◆ **Assigned task**:
The required output is the complete data, repeated without alteration.

** Opening Data supplied block **

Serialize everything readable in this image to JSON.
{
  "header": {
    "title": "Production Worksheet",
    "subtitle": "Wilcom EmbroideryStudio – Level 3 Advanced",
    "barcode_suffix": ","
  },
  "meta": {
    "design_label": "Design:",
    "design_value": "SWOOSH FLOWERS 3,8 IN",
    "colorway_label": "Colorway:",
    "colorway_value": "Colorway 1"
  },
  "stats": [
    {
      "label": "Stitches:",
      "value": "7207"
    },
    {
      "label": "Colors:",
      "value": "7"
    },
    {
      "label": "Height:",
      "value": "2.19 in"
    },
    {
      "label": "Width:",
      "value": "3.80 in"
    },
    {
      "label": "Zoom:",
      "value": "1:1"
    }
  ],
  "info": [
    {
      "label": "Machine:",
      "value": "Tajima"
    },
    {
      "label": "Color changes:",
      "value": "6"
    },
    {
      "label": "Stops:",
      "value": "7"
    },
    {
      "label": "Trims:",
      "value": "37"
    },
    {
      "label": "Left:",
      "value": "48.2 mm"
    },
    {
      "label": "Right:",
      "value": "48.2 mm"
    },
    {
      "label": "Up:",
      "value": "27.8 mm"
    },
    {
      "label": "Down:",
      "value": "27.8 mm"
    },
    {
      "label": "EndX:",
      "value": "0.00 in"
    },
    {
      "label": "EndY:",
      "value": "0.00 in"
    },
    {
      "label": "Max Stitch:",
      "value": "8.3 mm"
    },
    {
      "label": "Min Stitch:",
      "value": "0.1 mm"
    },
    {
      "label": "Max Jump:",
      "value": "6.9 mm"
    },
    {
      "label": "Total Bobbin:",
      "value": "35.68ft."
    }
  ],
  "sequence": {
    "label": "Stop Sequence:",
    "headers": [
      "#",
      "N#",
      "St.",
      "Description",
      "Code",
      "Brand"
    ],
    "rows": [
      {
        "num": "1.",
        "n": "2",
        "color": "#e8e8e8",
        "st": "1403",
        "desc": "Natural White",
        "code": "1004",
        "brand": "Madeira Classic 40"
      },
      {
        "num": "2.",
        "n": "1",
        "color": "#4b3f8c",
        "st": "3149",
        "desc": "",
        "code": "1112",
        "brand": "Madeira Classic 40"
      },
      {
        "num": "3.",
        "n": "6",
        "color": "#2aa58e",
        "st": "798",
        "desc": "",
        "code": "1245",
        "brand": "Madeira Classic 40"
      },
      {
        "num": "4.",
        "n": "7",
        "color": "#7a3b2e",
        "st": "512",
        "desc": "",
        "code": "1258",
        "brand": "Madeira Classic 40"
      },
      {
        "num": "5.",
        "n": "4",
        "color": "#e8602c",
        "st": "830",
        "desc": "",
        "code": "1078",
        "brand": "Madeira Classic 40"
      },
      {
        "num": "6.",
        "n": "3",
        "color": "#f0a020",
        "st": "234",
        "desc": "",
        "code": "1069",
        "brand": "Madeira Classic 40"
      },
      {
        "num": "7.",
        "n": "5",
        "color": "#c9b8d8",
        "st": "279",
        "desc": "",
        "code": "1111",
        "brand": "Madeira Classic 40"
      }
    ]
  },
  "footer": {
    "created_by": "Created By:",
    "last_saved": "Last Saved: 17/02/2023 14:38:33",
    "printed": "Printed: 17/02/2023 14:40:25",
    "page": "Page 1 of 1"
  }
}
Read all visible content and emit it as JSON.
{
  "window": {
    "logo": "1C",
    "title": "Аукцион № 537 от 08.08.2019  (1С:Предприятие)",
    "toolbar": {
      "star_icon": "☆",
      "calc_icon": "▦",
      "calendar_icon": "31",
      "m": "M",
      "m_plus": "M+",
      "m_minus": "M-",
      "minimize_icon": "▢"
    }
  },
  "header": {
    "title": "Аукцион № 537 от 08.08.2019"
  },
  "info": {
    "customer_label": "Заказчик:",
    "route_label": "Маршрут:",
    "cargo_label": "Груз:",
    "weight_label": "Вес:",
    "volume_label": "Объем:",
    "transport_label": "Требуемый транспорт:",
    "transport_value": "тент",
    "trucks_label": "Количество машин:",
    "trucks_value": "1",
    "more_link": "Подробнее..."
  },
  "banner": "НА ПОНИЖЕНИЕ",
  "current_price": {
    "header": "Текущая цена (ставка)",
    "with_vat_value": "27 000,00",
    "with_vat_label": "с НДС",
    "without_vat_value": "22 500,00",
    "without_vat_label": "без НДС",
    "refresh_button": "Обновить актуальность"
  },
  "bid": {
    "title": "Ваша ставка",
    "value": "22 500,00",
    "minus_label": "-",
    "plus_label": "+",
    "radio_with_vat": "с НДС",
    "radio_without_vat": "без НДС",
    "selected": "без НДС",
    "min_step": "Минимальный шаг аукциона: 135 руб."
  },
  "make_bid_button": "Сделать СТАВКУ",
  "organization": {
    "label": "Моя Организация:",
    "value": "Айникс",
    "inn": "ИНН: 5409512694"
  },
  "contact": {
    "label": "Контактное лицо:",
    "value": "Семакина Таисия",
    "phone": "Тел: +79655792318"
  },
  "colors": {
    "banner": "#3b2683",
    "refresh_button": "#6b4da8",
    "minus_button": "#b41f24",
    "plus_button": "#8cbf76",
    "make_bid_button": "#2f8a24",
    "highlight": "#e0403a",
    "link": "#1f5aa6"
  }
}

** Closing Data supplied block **

◆ **Task response**:
Serialize everything readable in this image to JSON.
{
  "header": {
    "title": "Production Worksheet",
    "subtitle": "Wilcom EmbroideryStudio – Level 3 Advanced",
    "barcode_suffix": ","
  },
  "meta": {
    "design_label": "Design:",
    "design_value": "SWOOSH FLOWERS 3,8 IN",
    "colorway_label": "Colorway:",
    "colorway_value": "Colorway 1"
  },
  "stats": [
    {
      "label": "Stitches:",
      "value": "7207"
    },
    {
      "label": "Colors:",
      "value": "7"
    },
    {
      "label": "Height:",
      "value": "2.19 in"
    },
    {
      "label": "Width:",
      "value": "3.80 in"
    },
    {
      "label": "Zoom:",
      "value": "1:1"
    }
  ],
  "info": [
    {
      "label": "Machine:",
      "value": "Tajima"
    },
    {
      "label": "Color changes:",
      "value": "6"
    },
    {
      "label": "Stops:",
      "value": "7"
    },
    {
      "label": "Trims:",
      "value": "37"
    },
    {
      "label": "Left:",
      "value": "48.2 mm"
    },
    {
      "label": "Right:",
      "value": "48.2 mm"
    },
    {
      "label": "Up:",
      "value": "27.8 mm"
    },
    {
      "label": "Down:",
      "value": "27.8 mm"
    },
    {
      "label": "EndX:",
      "value": "0.00 in"
    },
    {
      "label": "EndY:",
      "value": "0.00 in"
    },
    {
      "label": "Max Stitch:",
      "value": "8.3 mm"
    },
    {
      "label": "Min Stitch:",
      "value": "0.1 mm"
    },
    {
      "label": "Max Jump:",
      "value": "6.9 mm"
    },
    {
      "label": "Total Bobbin:",
      "value": "35.68ft."
    }
  ],
  "sequence": {
    "label": "Stop Sequence:",
    "headers": [
      "#",
      "N#",
      "St.",
      "Description",
      "Code",
      "Brand"
    ],
    "rows": [
      {
        "num": "1.",
        "n": "2",
        "color": "#e8e8e8",
        "st": "1403",
        "desc": "Natural White",
        "code": "1004",
        "brand": "Madeira Classic 40"
      },
      {
        "num": "2.",
        "n": "1",
        "color": "#4b3f8c",
        "st": "3149",
        "desc": "",
        "code": "1112",
        "brand": "Madeira Classic 40"
      },
      {
        "num": "3.",
        "n": "6",
        "color": "#2aa58e",
        "st": "798",
        "desc": "",
        "code": "1245",
        "brand": "Madeira Classic 40"
      },
      {
        "num": "4.",
        "n": "7",
        "color": "#7a3b2e",
        "st": "512",
        "desc": "",
        "code": "1258",
        "brand": "Madeira Classic 40"
      },
      {
        "num": "5.",
        "n": "4",
        "color": "#e8602c",
        "st": "830",
        "desc": "",
        "code": "1078",
        "brand": "Madeira Classic 40"
      },
      {
        "num": "6.",
        "n": "3",
        "color": "#f0a020",
        "st": "234",
        "desc": "",
        "code": "1069",
        "brand": "Madeira Classic 40"
      },
      {
        "num": "7.",
        "n": "5",
        "color": "#c9b8d8",
        "st": "279",
        "desc": "",
        "code": "1111",
        "brand": "Madeira Classic 40"
      }
    ]
  },
  "footer": {
    "created_by": "Created By:",
    "last_saved": "Last Saved: 17/02/2023 14:38:33",
    "printed": "Printed: 17/02/2023 14:40:25",
    "page": "Page 1 of 1"
  }
}
Read all visible content and emit it as JSON.
{
  "window": {
    "logo": "1C",
    "title": "Аукцион № 537 от 08.08.2019  (1С:Предприятие)",
    "toolbar": {
      "star_icon": "☆",
      "calc_icon": "▦",
      "calendar_icon": "31",
      "m": "M",
      "m_plus": "M+",
      "m_minus": "M-",
      "minimize_icon": "▢"
    }
  },
  "header": {
    "title": "Аукцион № 537 от 08.08.2019"
  },
  "info": {
    "customer_label": "Заказчик:",
    "route_label": "Маршрут:",
    "cargo_label": "Груз:",
    "weight_label": "Вес:",
    "volume_label": "Объем:",
    "transport_label": "Требуемый транспорт:",
    "transport_value": "тент",
    "trucks_label": "Количество машин:",
    "trucks_value": "1",
    "more_link": "Подробнее..."
  },
  "banner": "НА ПОНИЖЕНИЕ",
  "current_price": {
    "header": "Текущая цена (ставка)",
    "with_vat_value": "27 000,00",
    "with_vat_label": "с НДС",
    "without_vat_value": "22 500,00",
    "without_vat_label": "без НДС",
    "refresh_button": "Обновить актуальность"
  },
  "bid": {
    "title": "Ваша ставка",
    "value": "22 500,00",
    "minus_label": "-",
    "plus_label": "+",
    "radio_with_vat": "с НДС",
    "radio_without_vat": "без НДС",
    "selected": "без НДС",
    "min_step": "Минимальный шаг аукциона: 135 руб."
  },
  "make_bid_button": "Сделать СТАВКУ",
  "organization": {
    "label": "Моя Организация:",
    "value": "Айникс",
    "inn": "ИНН: 5409512694"
  },
  "contact": {
    "label": "Контактное лицо:",
    "value": "Семакина Таисия",
    "phone": "Тел: +79655792318"
  },
  "colors": {
    "banner": "#3b2683",
    "refresh_button": "#6b4da8",
    "minus_button": "#b41f24",
    "plus_button": "#8cbf76",
    "make_bid_button": "#2f8a24",
    "highlight": "#e0403a",
    "link": "#1f5aa6"
  }
}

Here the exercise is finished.